RIP The Liberal Lion
About the only good thing that could be said about Ted Kennedy's cancer was that he was too ill to preside over a Town Hall meeting without having to be harassed by wingnuts screaming about death panels and euthanizing Grandma.
A major chapter in American politics closed last night when, exactly one year after his rousing appearance at last year's Democratic National Convention, Ted Kennedy succumbed to his glioma brain cancer.
If you have a small child or have ever had a small child who went to Head Start, you have Ted Kennedy to thank for that. Whatever small progressive reforms the Senate let him have for your health care plan, you have Ted Kennedy to thank for that, too. Any help that ever came out of the Senate for working class families had Ted Kennedy's fingerprints and DNA on it.
Senator Edward Kennedy was like Mother Teresa, Walter Cronkite, Queen Elizabeth II and Fidel Castro. No matter how old you are, chances are pretty good that these people have been around and still calling the shots your entire life. After a while, you begin to take their immortality for granted.
Yet Kennedy's 77 year-long life span cannot nor should not be measured in purely political terms. He remembered meeting FDR as a child, forging that tenuous link uniting one liberal champion to another. The third longest-serving Senator of all time had seen it all: The Cuban Missile crisis; the assassination of both his brothers; Martin Luther King's assassination; two major recessions; four wars and was right in the middle of the health care debate up until almost the very end.
Kennedy and his family were forged as much by tragedy as any family had a right to be. Having lived through the deaths of both parents, three brothers and three nephews and, just recently, his sister Eunice, Senator Kennedy's life was a large slice of American history. He had lived center stage in it for almost exactly the last third of the history of our republic.
Few will forget Ted Kennedy coming out after his cancer was diagnosed and heartily endorsing Barack Obama at the Democratic convention with strong but failing voice, his shirt collar and tie hanging loosely about his neck. It evoked in its own way, the dying Lou Gehrig's legendary farewell to baseball. And even in the twilight of his career, when he must have known he was fighting a losing battle with cancer, the senior senator from Massachusetts vowed to be back on the floor on the Senate come January to fight for health care reform. Instead, Ted Kennedy collapsed after suffering a seizure during Barack Obama's inauguration day luncheon. That same day, Sen. Robert Byrd, the longest-serving incumbent senator, was also taken to the hospital on hearing the news.

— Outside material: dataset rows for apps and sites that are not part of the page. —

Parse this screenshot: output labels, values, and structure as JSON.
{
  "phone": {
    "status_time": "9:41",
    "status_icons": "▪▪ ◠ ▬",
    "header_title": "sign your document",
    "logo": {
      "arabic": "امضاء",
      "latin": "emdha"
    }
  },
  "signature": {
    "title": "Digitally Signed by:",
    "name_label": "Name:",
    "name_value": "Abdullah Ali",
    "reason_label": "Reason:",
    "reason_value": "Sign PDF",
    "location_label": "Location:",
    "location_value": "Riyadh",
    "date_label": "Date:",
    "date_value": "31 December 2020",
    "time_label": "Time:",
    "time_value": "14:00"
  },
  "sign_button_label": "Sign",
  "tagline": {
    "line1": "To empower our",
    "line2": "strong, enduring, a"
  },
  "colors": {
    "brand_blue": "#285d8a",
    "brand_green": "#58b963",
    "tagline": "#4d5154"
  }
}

It's up for speculation who Governor Deval Patrick will appoint as Kennedy's successor or if he will honor the Senator's final wish and to rewrite the law so that he could appoint a temporary successor so as not to interrupt Massachusetts' representation during the health care debate.
But whoever the Bay State's governor appoints, one thing is obvious: The history that Ted Kennedy, a man who'd cast nearly 15,000 votes in the Senate, had both lived and made will not be repeated, reproduced nor relived and his successor will have unusually large expectations to honor.